Mining Bitcoin at Home Just Got Easier for Crypto Investors

Want to sit in your pajamas, drink your coffee and mine some bitcoin from your bedroom? Well, you can.

Compass Mining, which sells bitcoin mining equipment and services, announced this week that it’s launching a direct-to-consumer mining service, allowing miners to set up shop in their own homes.

Cryptocurrency enthusiasts used to be able to mine bitcoin on their own laptops from their houses and apartments. But around 2012, mining machines burst onto the scene and the industry boomed. Large firms were able to mine with thousands of machines, leaving individual miners with high hardware costs and less of an opportunity to actually mine any bitcoin.

Now, Compass Mining says it’s “bringing bitcoin mining back to its roots” by allowing miners to buy a single application-specific integrated circuit (ASIC), which is the equipment used to mine bitcoin and other cryptocurrencies, instead of having to buy in bulk. Prices for individual machines start at $8,100.

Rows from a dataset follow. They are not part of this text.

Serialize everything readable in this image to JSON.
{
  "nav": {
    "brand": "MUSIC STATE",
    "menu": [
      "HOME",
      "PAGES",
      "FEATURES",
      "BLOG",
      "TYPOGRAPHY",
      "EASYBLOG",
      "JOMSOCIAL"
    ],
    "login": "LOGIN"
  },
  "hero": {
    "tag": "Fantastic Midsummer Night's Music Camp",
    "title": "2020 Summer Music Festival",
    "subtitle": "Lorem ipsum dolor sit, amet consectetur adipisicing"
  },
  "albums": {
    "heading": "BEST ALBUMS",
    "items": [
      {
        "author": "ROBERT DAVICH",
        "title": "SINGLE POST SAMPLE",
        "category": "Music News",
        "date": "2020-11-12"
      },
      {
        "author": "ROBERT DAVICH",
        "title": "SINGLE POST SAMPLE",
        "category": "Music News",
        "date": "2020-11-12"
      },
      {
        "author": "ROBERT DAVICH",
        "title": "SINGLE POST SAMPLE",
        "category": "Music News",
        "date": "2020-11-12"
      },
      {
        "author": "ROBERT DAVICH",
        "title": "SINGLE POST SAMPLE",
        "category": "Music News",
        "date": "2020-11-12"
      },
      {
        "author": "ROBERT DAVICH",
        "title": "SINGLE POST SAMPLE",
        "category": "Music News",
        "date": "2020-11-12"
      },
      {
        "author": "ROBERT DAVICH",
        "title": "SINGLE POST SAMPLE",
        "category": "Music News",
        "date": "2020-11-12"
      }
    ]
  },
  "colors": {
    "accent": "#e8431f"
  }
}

Sure, being able to create money at home might seem magical — Bitcoin is worth over $40,000 per coin right now, even after a recent decline. But mining for bitcoin doesn’t equate to snapping your fingers and getting bitcoin, and it certainly has risks.

What is bitcoin mining?

Bitcoin mining is how new bitcoins are created, and it involves solving a complicated math problem. Or, at least, your computer solving a complicated math problem.

Computers attempting to mine bitcoin run a program that is essentially a a trial-and-error algorithm, performing millions of calculations to solve the computational puzzle.

If you’re successful, you get what’s called a “block reward,” or a fixed number of new bitcoins (BTC). One block equals 6.25 BTC, but the rewards are halved after every 210,000 blocks, or about every 4 years. This was part of Bitcoin’s design to ensure that a maximum of only 21 million bitcoins are created (currently, there are nearly 19 million in circulation).